Today’s post is written by Purdue University Acquisitions Editor, Andrea Gapsch.
Our mission with every book we publish is to provide quality research that adds to our understanding of the world. With our focus on Jewish studies, Purdue University Press publishes books that Speak Up for voices that have been historically marginalized.
Purdue University Press has long published in the fields of Jewish, Holocaust, and Genocide studies. We publish two ongoing Jewish studies series (Jewish Role in American Life: An Annual Review and Studies in Jewish Civilization), the acclaimed and widely-read journal Shofar, and we are continually growing our Holocaust studies list.
From exploring Jewish relationships with other minority groups in Beyond Whiteness: Revisiting Jews in Ethnic America, to exploring gender roles from biblical to modern times in Jews and Gender, the scholars published by Purdue generate fruitful discussion and research. Tastes of Faith highlights the vibrancy of Jewish foodways, New Paths in Jewish and Religious Studies: Essays in Honor of Professor Elliot R. Wolfson celebrates the legacy of an established scholar, and Transleithanian Paradise: A History of the Budapest Jewish Community, 1738–1938 writes the history of how Budapest became one of the most diverse and lively Jewish cities in the world. With these publications we shine light on Jewish communities, traditions, scholarship, and ways of life.

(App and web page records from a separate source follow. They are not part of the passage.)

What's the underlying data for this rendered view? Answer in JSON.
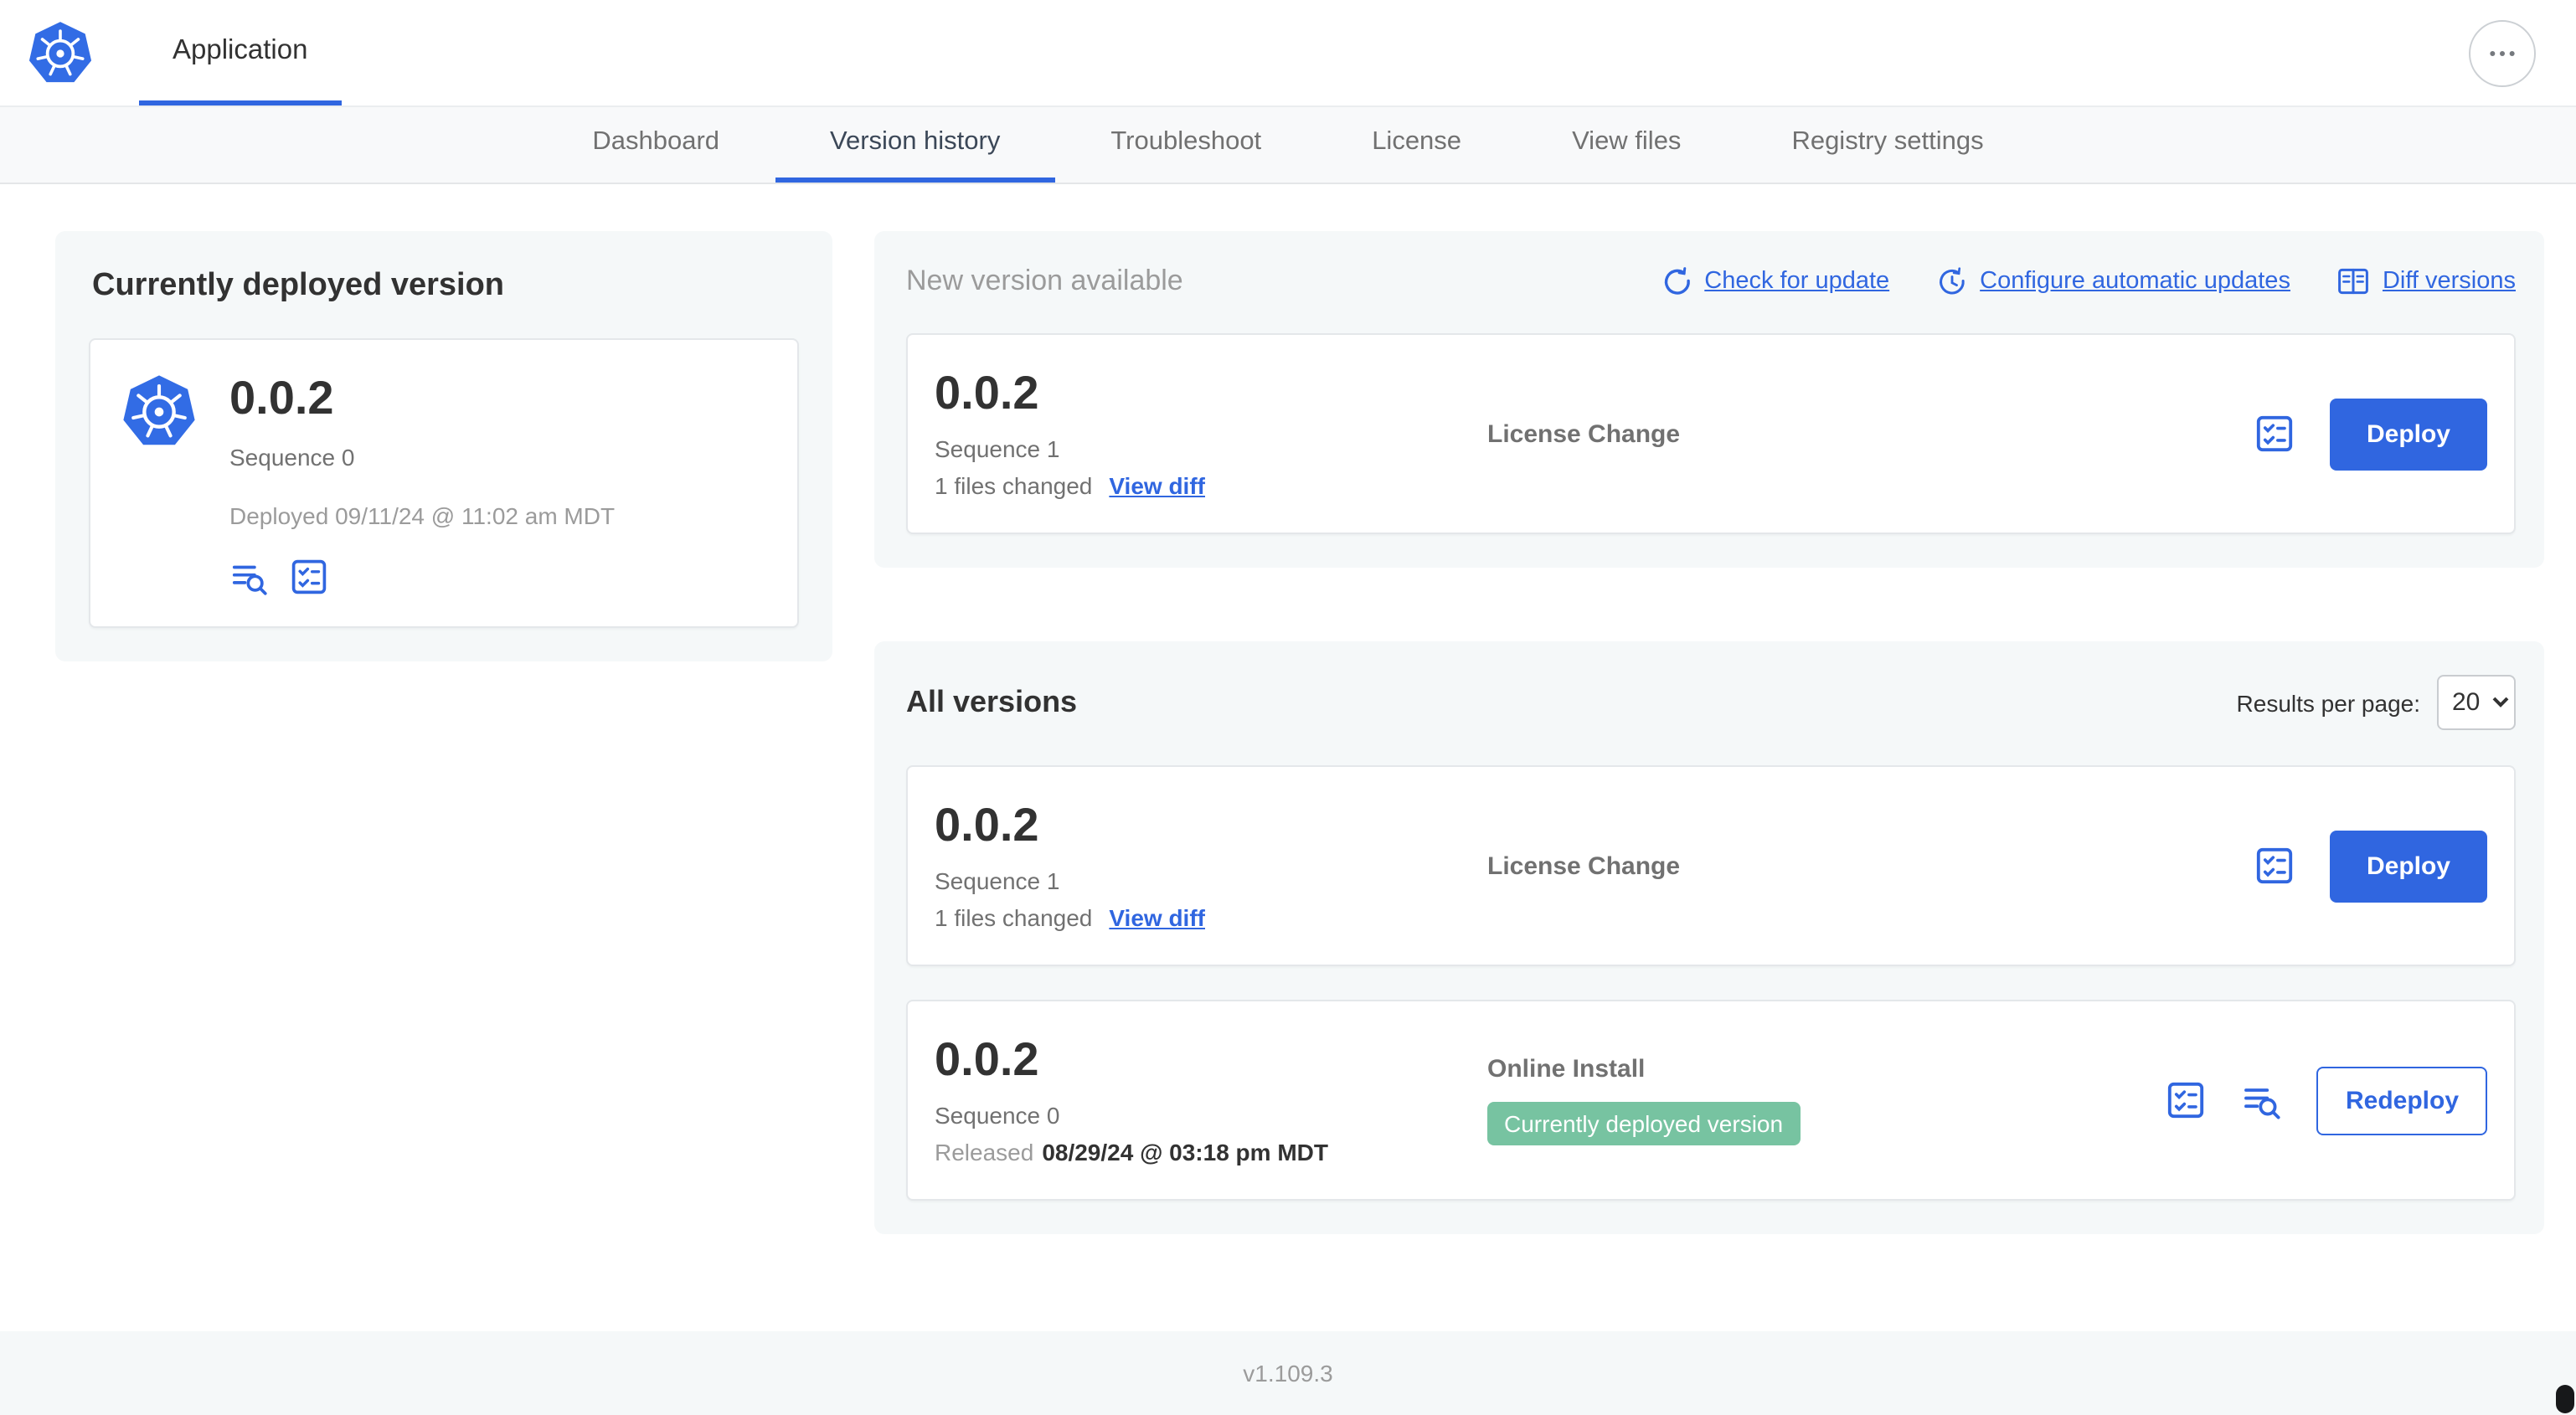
{
  "header": {
    "app_tab": "Application"
  },
  "nav": {
    "tabs": [
      {
        "label": "Dashboard"
      },
      {
        "label": "Version history"
      },
      {
        "label": "Troubleshoot"
      },
      {
        "label": "License"
      },
      {
        "label": "View files"
      },
      {
        "label": "Registry settings"
      }
    ],
    "active_tab": "Version history"
  },
  "deployed": {
    "title": "Currently deployed version",
    "version": "0.0.2",
    "sequence": "Sequence 0",
    "deployed_at": "Deployed 09/11/24 @ 11:02 am MDT"
  },
  "new_version": {
    "title": "New version available",
    "actions": {
      "check_for_update": "Check for update",
      "configure_auto_updates": "Configure automatic updates",
      "diff_versions": "Diff versions"
    },
    "card": {
      "version": "0.0.2",
      "sequence": "Sequence 1",
      "files_changed": "1 files changed",
      "view_diff": "View diff",
      "source": "License Change",
      "deploy_label": "Deploy"
    }
  },
  "all_versions": {
    "title": "All versions",
    "results_per_page_label": "Results per page:",
    "results_per_page_value": "20",
    "rows": [
      {
        "version": "0.0.2",
        "sequence": "Sequence 1",
        "files_changed": "1 files changed",
        "view_diff": "View diff",
        "source": "License Change",
        "action_label": "Deploy"
      },
      {
        "version": "0.0.2",
        "sequence": "Sequence 0",
        "released_prefix": "Released",
        "released_date": "08/29/24 @ 03:18 pm MDT",
        "source": "Online Install",
        "badge": "Currently deployed version",
        "action_label": "Redeploy"
      }
    ]
  },
  "footer": {
    "app_version": "v1.109.3"
  },
  "icons": {
    "logo": "kubernetes-wheel",
    "header_more": "ellipsis-menu",
    "check_update": "refresh-arrow",
    "auto_updates": "clock-refresh",
    "diff": "split-table",
    "release_notes": "lines-magnifier",
    "preflight": "checklist-box"
  },
  "colors": {
    "accent": "#3066e0",
    "logo_blue": "#326ce5",
    "badge_green": "#77c3a1",
    "panel_bg": "#f5f8f9"
  }
}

In our Holocaust studies program, we publish histories that better our understanding the horrors of the Nazi regime. With anti-Semitism and xenophobia on the rise, it is vital that we continue to discuss, unearth, and examine how the perpetrators of the Holocaust enacted such violence. Our recent titles include The Nazis, the Vatican, and the Jews of Rome by Patrick Gallo and A Summer of Mass Murder: 1941 Rehearsal for the Hungarian Holocaust by George Eisen. Gallo’s work reveals the Vatican’s involvement in the forced deportation of Italian Jews to concentration camps and offers new insight into the Pope’s collaboration in the plots against Hitler. Eisen’s book focuses on an unexplored facet of the Holocaust, the genocide by bullets in Galicia. Not only a detailed history of the Holocaust in Hungary, Eisen’s work also offers a personal story: among the victims are two of the scholar’s uncles.
Forthcoming titles include From Schmelt Camp to “Little Auschwitz”: Blechhammer’s Role in the Holocaust by Susanne Barth, the first in depth study of the second largest Auschwitz subcamp. This microhistory traces the start of Blechhammer as a forced labor camp, and covers women’s experiences in the camp, how ordinary people became perpetrators, and the strategies prisoners used to survive the brutal conditions. Barth argues that though Blechhammer was not a concentration camp, the Nazis used this camp tactically and intentionally in the Holocaust. Barth’s work Speaks Up for the many victims of Blechhammer and the Holocaust writ large, and Purdue University Press is proud to publish this important work and others.
You can get 30% off books in these series or any other Purdue University Press book by ordering from our website and using the code PURDUE30 at checkout.